Photo/Illutration Manga artist Hisashi Eguchi with manhole covers he designed for Minamata, Kumamoto Prefecture, in 2020 (Asahi Shimbun file photo)

MINAMATA, Kumamoto Prefecture--Manga artist and native son Hisashi Eguchi reckons his new gig as this city’s first tourism ambassador is to help the good citizens of Minamata overcome their traumatic past.

“An atmosphere has long lingered in Minamata where it was difficult to discuss plans to promote tourism,” Eguchi said in his inaugural greeting. “That was because we shared a sad history. We should not be overwhelmed by history but learn from it for the future.”

He was referring to Minamata disease, the mercury poisoning caused by industrial pollution, which catapulted the southwestern city to national and global attention.

Still, Eguchi emphasized: “It is time to highlight the charms of today’s Minamata while handing down lessons from the past to future generations.”

The 65-year-old received a letter of appointment as tourism ambassador from Minamata Mayor Toshiharu Takaoka during the opening ceremony of a fireworks display on Nov. 13.

The city expects Eguchi to show off its appeal for people both in Japan and overseas, utilizing social media and other means.

Hisashi Eguchi delivers a speech in Minamata, Kumamoto Prefecture, on Nov. 13 while holding his letter of appointment as tourism ambassador. (Masamitsu Oku)

Eguchi made his debut as a manga artist in 1977 and went on to make a name for himself with “Susume!! Pirates” and “Stop!! Hibari-kun!”

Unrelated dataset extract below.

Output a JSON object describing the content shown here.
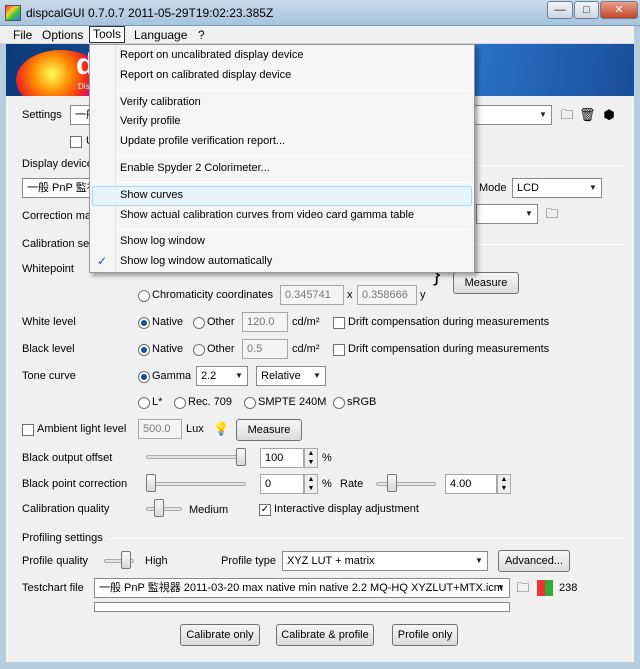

Eguchi, who is also known as an illustrator, has designed tourism promotion posters for Minamata since fiscal 2008. He provided the designs for manhole covers last year.

His illustration was adopted for a national stand-up paddle board championship scheduled to be held in Minamata in fiscal 2022.

Minamata disease was officially confirmed in 1956. The neurological disorder was caused by wastewater containing methylmercury released into an inland sea from the chemical manufacturer Chisso Corp.’s factory in Minamata.

Many residents developed numbness, impaired vision and other symptoms after eating contaminated fish and shellfish.

About 70,000 people have suffered from mercury poisoning, including more than 2,000 officially recognized as Minamata disease patients.